When you reach the top, take time to gawk at the views and check out the nifty little Visitor Center ( If you go inside you can literally stand on the tippy-top summit of the mountain, which pokes up through the floor). The very best views aren’t from the parking lot—they’re from the roof of the Visitor Center, which is open to visitors.
When you’re ready to descend, consider the traffic. As I said, the next 4.5 miles back to the Ranger Station is absolutely prime, if the traffic doesn’t spoil it for you.You’ll be going a lot faster than the cars are, so if there are cars in front of you, you’ll be on your brakes and hating it. So I strongly suggest you either 1) watch the cars leaving and wait for a long break—at least 30 seconds, or 2) be up there on a Wednesday or at 9 o’clock in the morning.
The descent down South Gate Rd. is faster, more open, wider, and straighter than the stretch from the summit to the junction, and you may prefer it—depends on what you like. Here you’re slower than the cars (you’re faster than you were on the top stretch, but the cars are faster still), so the problem is reversed, but there is passing room and it’s not a big issue.
Adding miles: You’re a few miles from the Morgan Territory Road ride, though they’re unpleasant miles on a bike. Everything else is a substantial car trip away.
Afterthoughts: If the view from the summit is important to you, you want to wait for clear air.
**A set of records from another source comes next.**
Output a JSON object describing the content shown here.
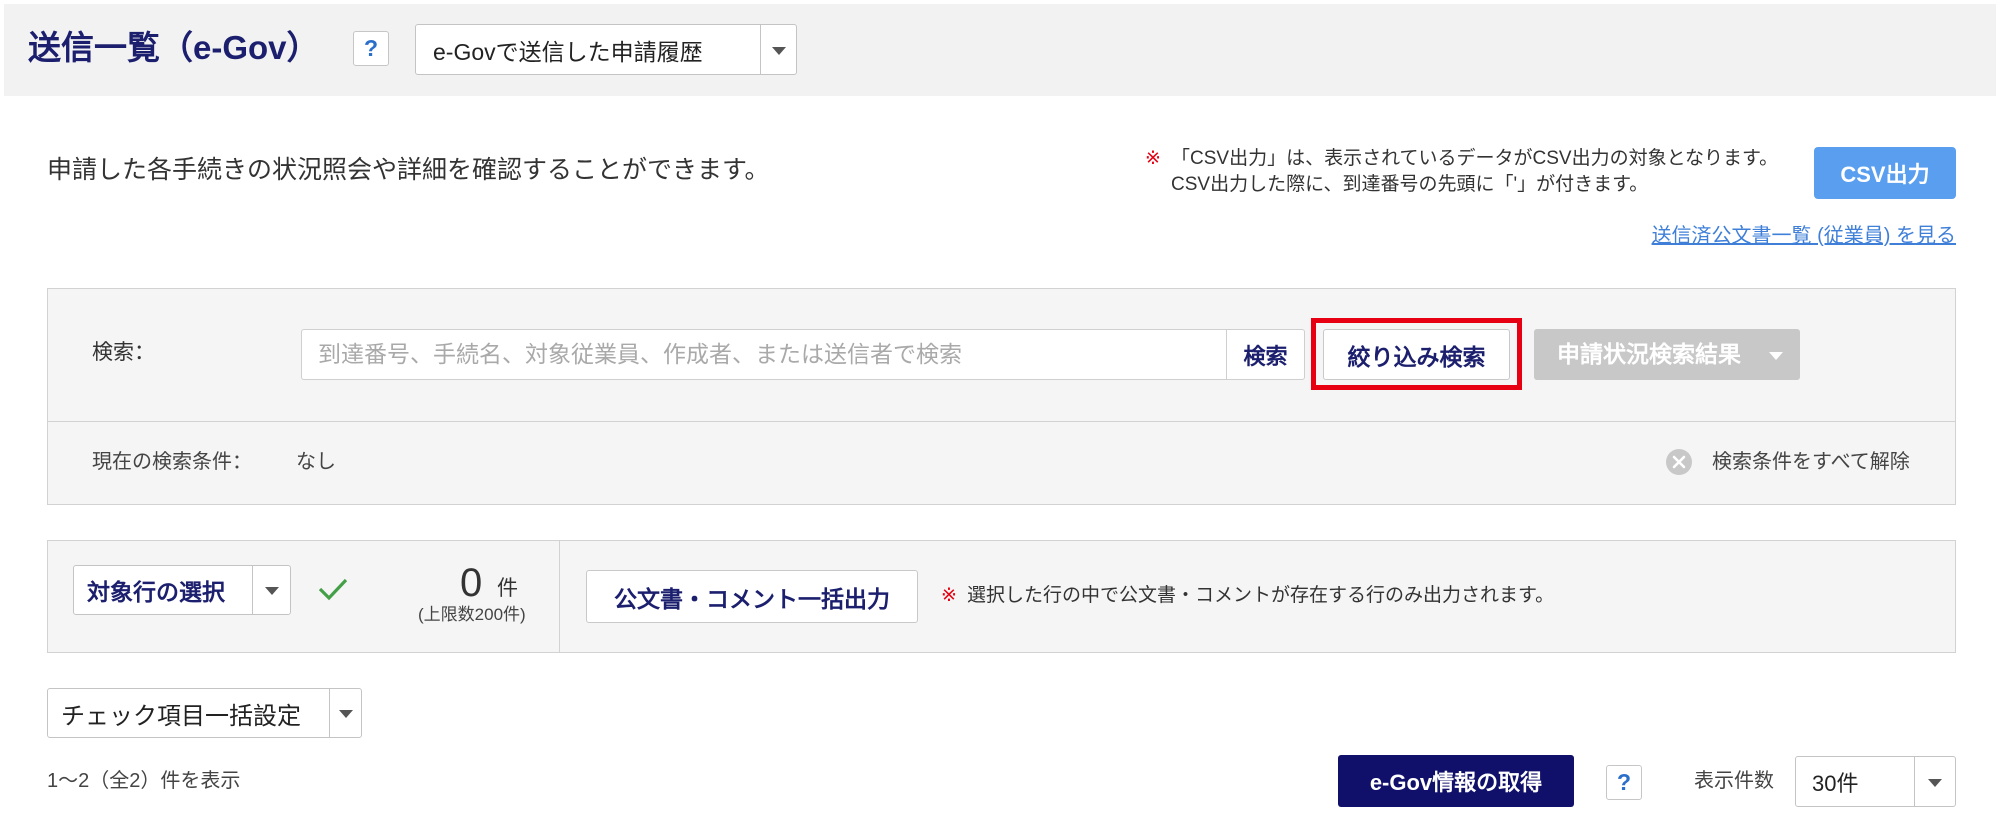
{
  "header": {
    "title": "送信一覧（e-Gov）",
    "help_label": "?",
    "view_select": {
      "value": "e-Govで送信した申請履歴"
    }
  },
  "intro": {
    "description": "申請した各手続きの状況照会や詳細を確認することができます。",
    "note_mark": "※",
    "note_line1": "「CSV出力」は、表示されているデータがCSV出力の対象となります。",
    "note_line2": "CSV出力した際に、到達番号の先頭に「'」が付きます。",
    "csv_button": "CSV出力",
    "archive_link": "送信済公文書一覧 (従業員) を見る"
  },
  "search": {
    "label": "検索：",
    "placeholder": "到達番号、手続名、対象従業員、作成者、または送信者で検索",
    "value": "",
    "search_button": "検索",
    "filter_button": "絞り込み検索",
    "status_button": "申請状況検索結果",
    "conditions_label": "現在の検索条件：",
    "conditions_value": "なし",
    "clear_all": "検索条件をすべて解除"
  },
  "selection": {
    "row_select": "対象行の選択",
    "count": "0",
    "count_unit": "件",
    "limit": "(上限数200件)",
    "bulk_output_button": "公文書・コメント一括出力",
    "note_mark": "※",
    "note": "選択した行の中で公文書・コメントが存在する行のみ出力されます。"
  },
  "bulk_check": {
    "value": "チェック項目一括設定"
  },
  "footer": {
    "result_count": "1〜2（全2）件を表示",
    "fetch_button": "e-Gov情報の取得",
    "help_label": "?",
    "page_size_label": "表示件数",
    "page_size_value": "30件"
  },
  "icons": {
    "help": "help-icon",
    "dropdown": "chevron-down-icon",
    "clear": "clear-circle-icon",
    "check": "checkmark-icon"
  },
  "colors": {
    "title": "#1b1f6d",
    "navy_button": "#10106b",
    "csv_button": "#5a9ef0",
    "link": "#3f7fd8",
    "alert_red": "#e60012",
    "check_green": "#43a047",
    "disabled_button": "#c8c8c8",
    "panel_bg": "#f5f5f5",
    "header_bg": "#f2f2f2"
  }
}
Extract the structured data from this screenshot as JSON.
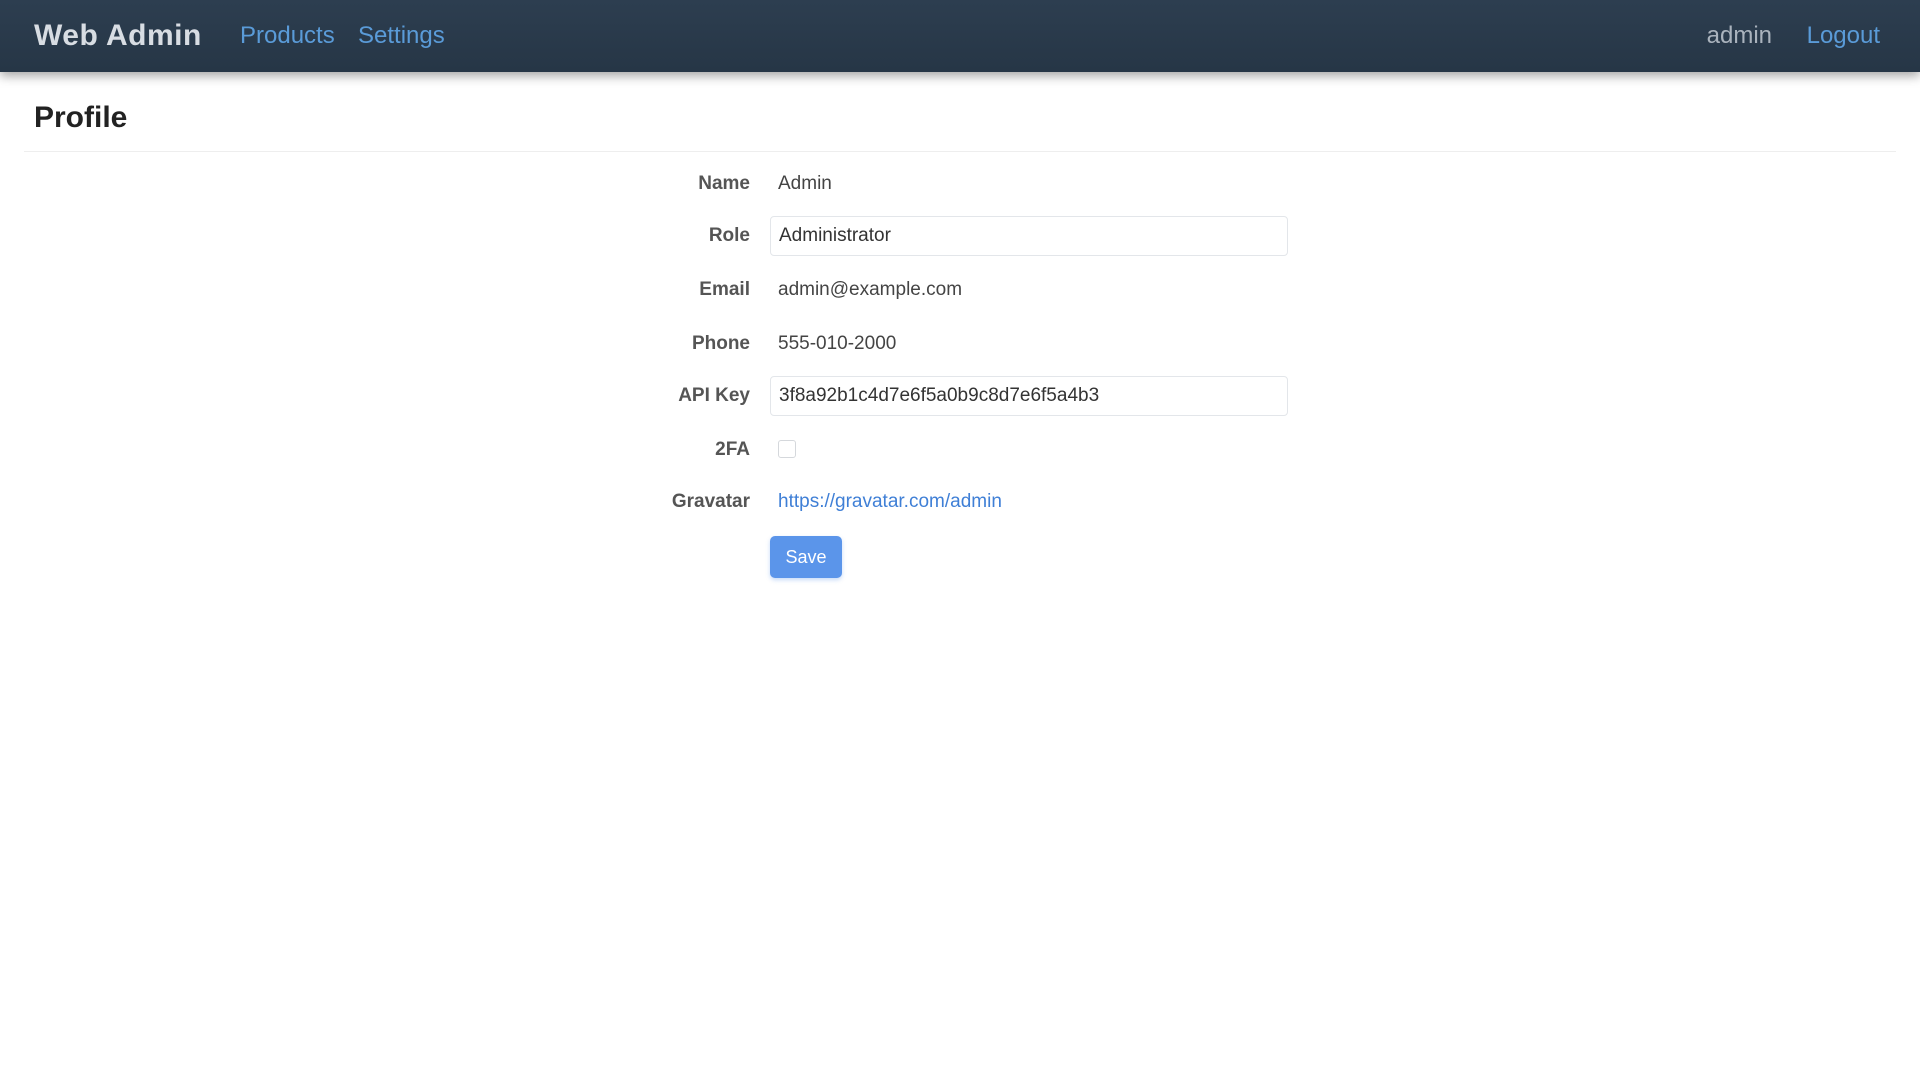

That’s hard to find in the East Bay. Your best bets are a clear day in winter, the day after a storm, or when it’s breezy (which brings its own problems.)
There are frequent bathroom opportunities, since many of the campgrounds lining the road have facilities, and water at the summit as well as the entrance gate.
If you ride Diablo in the late summer or fall, you’ll see lots of male tarantulas wandering the road looking for mates, since it’s tarantula breeding season.